Time to refinance your car loan — and save thousands in interest

(May 2010) Refinancing is one of the best-kept secrets of the auto industry, according to Edmunds.com. Many people don't realize how easy it is to do. Plus, they don't realize that there are no prepayment penalties for canceling your existing loan and no fees getting a new one at a lower interest rate. Exactly how much money can you save by taking an hour or two to get a new car loan?

Say you bought a new car six months ago and there were a few dings on your credit, so the dealer told you that your auto loan would be 11 percent on a five-year loan for a $30,000 car. Now let's say that you "refi" (as the cool people say) at the existing rate of about 4 percent. Get ready to have your socks blown off when you read how much lower your payment will be.

On a $30,000 car, with the tax and license fees, the beginning balance is about $33,375 and your monthly payment is $725. Refinanced at 4 percent your payment will drop to $614 — a savings of $111 a month, or $5,772 over the remaining 52 months of the loan. That's huge!

At this point you might be pretty jazzed about refinancing your loan. So here are a few steps to take:

Find your sales contract or the most recent payment stub from your loan company.Verify what interest rate you are paying. If it is anything over 6 percent, refinancing might be the way to go. If it is over 8 percent, you should definitely refinance.If it is over 10 percent, you should drop everything and do it right now.

Your next stop should be
Bankrate.com, which pulls together interest rate quotes from different lenders. Or you can go directly to Capitaloneautofinance.com, which also offers independent financing for new and used cars.

If you had spotty credit, but it has improved recently, you are a prime candidate for refinancing. Or you might just want to take advantage of these historic low rates. It only takes a little time to save a lot of money.
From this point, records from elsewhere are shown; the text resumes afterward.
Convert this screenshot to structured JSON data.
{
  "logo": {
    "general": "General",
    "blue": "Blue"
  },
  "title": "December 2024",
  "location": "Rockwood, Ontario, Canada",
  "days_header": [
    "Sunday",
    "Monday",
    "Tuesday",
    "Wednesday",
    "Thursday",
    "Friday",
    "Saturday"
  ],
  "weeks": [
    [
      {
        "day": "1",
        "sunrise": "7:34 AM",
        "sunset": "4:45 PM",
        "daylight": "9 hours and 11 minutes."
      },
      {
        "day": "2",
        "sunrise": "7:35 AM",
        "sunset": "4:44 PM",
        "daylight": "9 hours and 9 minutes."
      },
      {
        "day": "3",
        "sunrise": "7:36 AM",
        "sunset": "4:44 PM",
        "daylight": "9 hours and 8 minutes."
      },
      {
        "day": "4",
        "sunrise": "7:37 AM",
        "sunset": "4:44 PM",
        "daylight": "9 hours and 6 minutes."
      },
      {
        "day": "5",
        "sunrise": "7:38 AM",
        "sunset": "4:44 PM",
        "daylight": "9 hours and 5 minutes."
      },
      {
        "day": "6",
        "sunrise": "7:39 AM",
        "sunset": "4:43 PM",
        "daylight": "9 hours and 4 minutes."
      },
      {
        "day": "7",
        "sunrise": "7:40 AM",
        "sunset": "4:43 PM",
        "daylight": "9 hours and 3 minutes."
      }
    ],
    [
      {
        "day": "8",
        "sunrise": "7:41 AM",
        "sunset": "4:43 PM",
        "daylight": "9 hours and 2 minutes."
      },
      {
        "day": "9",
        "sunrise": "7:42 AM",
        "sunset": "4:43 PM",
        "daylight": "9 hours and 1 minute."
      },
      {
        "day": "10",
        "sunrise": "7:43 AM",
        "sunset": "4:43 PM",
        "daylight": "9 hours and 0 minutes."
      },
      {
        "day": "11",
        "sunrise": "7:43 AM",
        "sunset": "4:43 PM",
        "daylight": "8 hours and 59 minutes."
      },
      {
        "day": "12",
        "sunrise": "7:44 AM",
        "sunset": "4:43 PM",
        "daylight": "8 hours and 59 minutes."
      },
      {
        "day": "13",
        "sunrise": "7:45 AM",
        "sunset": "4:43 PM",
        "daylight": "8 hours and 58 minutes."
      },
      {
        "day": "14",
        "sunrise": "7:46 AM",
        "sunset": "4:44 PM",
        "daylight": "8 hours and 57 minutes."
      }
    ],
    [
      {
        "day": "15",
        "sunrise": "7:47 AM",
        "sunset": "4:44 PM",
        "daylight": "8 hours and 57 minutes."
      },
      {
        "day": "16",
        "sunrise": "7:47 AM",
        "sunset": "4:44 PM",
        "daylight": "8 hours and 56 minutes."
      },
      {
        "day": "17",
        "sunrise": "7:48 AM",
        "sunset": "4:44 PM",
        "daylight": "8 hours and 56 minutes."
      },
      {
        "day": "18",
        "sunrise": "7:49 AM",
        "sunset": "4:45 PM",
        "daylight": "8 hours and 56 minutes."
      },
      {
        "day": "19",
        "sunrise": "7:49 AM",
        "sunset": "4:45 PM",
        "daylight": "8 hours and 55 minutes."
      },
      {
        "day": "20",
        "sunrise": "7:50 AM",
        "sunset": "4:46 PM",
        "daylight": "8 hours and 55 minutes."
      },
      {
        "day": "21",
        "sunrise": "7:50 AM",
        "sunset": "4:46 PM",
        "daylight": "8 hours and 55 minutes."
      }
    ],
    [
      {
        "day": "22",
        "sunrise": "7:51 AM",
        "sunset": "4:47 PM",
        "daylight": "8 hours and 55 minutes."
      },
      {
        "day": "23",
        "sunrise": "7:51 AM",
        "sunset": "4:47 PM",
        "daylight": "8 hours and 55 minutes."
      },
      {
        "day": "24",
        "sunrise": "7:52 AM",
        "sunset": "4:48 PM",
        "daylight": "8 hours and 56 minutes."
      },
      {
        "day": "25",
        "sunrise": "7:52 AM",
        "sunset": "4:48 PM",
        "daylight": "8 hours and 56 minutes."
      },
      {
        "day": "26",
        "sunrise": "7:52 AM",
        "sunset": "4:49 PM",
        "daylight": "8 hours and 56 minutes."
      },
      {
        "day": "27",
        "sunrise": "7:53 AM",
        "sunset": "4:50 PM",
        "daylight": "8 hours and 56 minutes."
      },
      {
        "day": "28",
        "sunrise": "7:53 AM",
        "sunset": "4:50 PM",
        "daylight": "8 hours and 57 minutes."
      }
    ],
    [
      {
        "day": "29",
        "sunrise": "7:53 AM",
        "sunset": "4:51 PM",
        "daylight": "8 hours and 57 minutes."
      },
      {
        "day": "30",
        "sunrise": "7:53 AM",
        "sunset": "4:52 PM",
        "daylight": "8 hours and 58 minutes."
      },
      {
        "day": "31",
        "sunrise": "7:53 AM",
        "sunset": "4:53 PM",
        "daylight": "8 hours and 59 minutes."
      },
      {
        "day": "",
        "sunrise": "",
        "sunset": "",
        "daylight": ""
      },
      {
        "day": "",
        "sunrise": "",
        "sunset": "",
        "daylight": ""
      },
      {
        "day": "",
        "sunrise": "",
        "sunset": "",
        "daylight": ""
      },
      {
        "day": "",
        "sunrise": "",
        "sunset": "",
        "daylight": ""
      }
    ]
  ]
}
For more information read Refinancing Your Car Loan and learn the best-kept secret in the auto industry.There's only one drawback to all this -- the dealer will hate you for jettisoning your old loan.

By Philip Reed
Posted May 24, 2010